- Information shown
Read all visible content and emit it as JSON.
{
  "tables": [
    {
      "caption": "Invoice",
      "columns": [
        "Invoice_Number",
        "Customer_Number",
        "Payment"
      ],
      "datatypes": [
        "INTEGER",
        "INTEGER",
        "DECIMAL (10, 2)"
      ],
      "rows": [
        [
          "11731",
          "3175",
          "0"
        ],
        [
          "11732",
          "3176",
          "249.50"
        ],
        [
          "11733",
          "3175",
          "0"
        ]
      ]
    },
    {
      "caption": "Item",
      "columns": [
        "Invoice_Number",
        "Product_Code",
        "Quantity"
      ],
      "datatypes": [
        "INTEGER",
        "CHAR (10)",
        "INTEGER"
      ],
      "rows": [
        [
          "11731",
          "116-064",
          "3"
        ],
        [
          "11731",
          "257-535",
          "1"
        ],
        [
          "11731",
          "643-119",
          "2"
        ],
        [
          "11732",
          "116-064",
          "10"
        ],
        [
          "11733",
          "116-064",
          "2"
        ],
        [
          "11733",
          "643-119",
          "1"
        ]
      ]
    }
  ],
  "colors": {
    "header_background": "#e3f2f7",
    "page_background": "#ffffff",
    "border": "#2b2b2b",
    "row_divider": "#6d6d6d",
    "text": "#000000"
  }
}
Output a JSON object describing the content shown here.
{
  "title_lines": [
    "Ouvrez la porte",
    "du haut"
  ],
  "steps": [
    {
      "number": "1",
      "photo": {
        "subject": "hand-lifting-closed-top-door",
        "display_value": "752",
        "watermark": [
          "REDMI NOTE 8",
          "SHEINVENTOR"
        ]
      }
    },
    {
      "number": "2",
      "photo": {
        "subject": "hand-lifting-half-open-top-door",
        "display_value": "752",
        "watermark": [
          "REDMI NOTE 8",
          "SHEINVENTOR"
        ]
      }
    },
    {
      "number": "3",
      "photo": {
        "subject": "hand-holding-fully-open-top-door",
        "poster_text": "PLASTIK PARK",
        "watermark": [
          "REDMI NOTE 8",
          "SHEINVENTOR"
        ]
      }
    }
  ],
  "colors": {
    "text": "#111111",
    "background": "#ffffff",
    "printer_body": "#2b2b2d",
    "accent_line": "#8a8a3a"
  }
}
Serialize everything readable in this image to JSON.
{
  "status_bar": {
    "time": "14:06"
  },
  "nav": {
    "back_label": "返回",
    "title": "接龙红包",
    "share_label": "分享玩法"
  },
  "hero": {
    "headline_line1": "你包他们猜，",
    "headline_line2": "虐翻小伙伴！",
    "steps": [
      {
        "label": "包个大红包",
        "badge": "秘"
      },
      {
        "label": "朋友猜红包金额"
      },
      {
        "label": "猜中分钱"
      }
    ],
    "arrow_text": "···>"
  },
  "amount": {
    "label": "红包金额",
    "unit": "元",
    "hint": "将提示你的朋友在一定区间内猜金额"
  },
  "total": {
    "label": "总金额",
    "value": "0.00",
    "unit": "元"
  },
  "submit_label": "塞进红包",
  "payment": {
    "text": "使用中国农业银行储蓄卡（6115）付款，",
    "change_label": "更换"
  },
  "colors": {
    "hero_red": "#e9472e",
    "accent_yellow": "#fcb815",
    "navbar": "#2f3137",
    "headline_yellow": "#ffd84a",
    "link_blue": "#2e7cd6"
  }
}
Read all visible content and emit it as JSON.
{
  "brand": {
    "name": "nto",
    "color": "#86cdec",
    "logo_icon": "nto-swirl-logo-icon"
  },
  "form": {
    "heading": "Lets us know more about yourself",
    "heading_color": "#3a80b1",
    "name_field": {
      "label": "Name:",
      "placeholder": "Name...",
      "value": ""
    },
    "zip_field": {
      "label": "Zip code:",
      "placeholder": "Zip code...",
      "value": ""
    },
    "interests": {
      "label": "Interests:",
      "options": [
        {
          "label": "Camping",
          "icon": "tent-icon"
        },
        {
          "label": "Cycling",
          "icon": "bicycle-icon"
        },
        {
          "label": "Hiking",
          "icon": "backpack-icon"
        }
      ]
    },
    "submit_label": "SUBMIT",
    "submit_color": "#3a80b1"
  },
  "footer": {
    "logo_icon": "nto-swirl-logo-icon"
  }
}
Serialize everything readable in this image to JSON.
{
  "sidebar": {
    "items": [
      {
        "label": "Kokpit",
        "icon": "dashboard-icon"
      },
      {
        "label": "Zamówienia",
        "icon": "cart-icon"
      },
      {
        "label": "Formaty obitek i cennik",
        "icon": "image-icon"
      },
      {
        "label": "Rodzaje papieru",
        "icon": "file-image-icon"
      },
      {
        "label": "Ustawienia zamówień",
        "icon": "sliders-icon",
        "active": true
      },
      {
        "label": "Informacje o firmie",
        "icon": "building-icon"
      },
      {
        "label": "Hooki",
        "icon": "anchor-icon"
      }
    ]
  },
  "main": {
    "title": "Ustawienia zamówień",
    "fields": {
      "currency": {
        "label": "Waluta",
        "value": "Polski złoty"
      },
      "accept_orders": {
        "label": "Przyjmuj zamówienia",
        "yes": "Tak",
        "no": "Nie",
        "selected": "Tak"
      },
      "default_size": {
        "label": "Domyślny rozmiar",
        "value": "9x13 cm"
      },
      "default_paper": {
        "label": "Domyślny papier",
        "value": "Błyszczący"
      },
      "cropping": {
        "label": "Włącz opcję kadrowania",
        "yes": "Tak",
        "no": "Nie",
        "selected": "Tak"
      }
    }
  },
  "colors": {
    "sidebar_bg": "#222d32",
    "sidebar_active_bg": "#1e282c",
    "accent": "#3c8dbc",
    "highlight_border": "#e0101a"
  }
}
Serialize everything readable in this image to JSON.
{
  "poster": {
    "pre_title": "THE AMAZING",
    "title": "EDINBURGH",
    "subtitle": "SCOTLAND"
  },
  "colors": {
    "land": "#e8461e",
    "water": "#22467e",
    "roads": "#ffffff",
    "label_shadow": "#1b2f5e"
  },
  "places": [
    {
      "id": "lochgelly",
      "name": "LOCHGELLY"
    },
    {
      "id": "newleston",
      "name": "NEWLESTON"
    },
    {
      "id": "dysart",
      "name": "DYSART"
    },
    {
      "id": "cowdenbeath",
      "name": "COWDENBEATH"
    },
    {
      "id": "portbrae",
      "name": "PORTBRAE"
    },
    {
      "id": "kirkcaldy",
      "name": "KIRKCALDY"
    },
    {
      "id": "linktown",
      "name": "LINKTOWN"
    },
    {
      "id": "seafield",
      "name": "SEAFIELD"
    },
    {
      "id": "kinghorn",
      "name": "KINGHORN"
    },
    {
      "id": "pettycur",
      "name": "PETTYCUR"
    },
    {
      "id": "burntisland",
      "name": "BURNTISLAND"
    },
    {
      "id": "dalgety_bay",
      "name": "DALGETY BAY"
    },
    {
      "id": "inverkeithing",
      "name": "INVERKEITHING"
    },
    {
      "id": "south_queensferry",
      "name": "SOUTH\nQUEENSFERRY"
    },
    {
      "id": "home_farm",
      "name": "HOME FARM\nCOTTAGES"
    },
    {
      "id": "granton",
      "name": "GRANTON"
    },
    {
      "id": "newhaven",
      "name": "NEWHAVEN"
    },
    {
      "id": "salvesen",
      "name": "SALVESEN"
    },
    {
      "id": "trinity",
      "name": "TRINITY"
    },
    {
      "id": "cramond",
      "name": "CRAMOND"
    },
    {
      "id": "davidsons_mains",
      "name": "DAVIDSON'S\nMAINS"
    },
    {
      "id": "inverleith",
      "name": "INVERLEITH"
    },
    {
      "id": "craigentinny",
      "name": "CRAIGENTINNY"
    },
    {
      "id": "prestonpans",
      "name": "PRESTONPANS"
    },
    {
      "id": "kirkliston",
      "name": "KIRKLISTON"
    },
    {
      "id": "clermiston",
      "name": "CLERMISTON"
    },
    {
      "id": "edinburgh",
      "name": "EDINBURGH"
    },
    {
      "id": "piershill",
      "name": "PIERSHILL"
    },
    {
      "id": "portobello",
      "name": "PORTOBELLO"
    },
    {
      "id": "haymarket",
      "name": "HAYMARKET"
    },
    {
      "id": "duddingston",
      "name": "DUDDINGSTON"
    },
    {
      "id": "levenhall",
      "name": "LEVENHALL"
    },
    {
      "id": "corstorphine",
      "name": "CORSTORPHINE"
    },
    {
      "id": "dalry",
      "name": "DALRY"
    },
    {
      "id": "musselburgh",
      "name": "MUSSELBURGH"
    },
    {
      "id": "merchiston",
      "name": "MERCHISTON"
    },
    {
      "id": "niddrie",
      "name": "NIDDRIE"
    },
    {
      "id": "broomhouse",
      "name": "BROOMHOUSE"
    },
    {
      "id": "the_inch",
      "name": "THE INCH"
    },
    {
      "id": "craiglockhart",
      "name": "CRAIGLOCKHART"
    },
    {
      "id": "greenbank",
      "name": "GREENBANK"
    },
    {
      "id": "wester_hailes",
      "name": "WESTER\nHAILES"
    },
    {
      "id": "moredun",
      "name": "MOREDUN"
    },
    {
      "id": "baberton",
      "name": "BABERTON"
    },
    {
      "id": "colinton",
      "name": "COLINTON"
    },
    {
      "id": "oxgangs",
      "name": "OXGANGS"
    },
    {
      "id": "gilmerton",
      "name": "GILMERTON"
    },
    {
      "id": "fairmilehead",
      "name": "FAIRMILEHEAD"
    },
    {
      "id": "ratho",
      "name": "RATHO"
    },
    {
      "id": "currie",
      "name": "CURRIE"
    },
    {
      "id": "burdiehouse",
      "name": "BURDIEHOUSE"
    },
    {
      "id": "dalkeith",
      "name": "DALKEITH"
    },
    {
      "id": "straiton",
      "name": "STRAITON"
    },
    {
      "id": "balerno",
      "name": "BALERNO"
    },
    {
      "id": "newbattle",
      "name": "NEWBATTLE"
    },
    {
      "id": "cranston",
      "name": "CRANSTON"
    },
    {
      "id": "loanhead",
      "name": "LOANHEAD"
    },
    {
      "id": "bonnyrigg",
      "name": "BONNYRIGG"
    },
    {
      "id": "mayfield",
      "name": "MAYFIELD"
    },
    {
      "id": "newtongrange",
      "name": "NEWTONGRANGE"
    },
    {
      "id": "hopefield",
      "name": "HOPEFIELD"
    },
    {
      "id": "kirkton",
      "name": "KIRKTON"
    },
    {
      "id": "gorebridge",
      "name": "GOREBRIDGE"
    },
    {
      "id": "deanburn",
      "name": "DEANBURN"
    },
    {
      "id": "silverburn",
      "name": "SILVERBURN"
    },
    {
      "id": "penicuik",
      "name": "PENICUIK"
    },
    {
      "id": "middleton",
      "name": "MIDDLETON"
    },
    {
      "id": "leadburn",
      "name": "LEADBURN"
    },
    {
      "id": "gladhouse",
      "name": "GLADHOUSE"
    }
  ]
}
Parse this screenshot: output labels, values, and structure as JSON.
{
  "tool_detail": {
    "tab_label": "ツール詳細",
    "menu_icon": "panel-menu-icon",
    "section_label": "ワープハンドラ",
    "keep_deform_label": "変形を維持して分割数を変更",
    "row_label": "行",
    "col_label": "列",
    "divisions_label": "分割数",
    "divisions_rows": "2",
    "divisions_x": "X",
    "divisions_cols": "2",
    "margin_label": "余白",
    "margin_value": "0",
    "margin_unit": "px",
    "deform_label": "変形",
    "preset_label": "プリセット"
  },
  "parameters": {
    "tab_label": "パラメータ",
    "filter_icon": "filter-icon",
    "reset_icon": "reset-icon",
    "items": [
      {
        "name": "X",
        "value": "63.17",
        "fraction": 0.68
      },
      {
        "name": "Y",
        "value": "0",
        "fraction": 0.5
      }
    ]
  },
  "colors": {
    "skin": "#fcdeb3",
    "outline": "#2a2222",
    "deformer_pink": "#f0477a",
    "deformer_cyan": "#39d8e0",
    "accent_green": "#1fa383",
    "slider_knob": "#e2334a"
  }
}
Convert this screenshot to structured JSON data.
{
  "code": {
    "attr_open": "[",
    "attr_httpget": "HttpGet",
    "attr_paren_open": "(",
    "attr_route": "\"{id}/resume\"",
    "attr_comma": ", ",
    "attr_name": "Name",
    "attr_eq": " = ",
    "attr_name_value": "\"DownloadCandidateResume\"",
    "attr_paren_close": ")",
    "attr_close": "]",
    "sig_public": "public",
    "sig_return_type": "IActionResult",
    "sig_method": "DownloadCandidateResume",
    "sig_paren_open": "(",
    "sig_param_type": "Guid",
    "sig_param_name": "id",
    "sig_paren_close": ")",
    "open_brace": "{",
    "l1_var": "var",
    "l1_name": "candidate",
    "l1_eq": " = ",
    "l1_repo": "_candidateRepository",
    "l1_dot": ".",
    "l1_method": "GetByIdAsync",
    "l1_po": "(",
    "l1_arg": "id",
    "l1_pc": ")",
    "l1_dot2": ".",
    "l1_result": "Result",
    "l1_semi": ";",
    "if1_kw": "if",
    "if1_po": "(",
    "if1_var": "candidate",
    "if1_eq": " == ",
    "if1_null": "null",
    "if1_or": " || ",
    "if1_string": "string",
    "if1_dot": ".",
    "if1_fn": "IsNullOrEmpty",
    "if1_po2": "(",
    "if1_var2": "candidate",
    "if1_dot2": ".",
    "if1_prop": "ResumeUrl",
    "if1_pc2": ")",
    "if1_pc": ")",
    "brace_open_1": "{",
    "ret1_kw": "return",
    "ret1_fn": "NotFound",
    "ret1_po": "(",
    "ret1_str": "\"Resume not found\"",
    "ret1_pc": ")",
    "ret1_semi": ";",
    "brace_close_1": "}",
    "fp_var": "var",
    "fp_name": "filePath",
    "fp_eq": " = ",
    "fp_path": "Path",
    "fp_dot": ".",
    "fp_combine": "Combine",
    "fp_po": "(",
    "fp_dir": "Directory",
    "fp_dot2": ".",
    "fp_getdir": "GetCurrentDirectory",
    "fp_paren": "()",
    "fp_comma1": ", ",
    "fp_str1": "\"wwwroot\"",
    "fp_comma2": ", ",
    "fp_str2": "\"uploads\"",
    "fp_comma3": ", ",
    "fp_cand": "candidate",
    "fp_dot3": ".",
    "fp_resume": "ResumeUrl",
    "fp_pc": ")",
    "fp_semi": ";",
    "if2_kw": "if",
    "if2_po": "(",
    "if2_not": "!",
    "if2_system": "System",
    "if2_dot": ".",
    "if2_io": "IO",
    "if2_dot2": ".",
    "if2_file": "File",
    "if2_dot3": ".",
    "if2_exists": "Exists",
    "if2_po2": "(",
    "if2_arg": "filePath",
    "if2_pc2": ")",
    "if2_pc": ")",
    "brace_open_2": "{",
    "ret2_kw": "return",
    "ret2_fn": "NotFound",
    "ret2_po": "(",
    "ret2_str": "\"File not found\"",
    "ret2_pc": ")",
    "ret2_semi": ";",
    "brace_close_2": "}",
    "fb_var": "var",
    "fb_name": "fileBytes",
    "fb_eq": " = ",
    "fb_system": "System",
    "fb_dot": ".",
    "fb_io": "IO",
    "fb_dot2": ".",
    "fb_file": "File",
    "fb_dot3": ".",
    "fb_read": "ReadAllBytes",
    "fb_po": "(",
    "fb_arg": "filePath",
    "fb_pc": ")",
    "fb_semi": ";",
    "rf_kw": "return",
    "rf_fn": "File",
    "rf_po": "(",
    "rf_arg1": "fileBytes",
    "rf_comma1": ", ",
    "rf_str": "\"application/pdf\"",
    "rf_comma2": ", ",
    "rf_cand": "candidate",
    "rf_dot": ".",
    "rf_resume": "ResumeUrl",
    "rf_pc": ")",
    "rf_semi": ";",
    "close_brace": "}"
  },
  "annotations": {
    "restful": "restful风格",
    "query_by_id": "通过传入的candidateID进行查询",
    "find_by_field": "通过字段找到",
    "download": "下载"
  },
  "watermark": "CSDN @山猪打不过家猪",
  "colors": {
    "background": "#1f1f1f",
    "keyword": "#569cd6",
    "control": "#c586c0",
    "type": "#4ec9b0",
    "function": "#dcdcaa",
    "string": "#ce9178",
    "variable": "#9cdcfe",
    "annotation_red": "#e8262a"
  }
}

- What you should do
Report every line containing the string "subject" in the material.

- Exercise solution
        "subject": "hand-lifting-closed-top-door",
        "subject": "hand-lifting-half-open-top-door",
        "subject": "hand-holding-fully-open-top-door",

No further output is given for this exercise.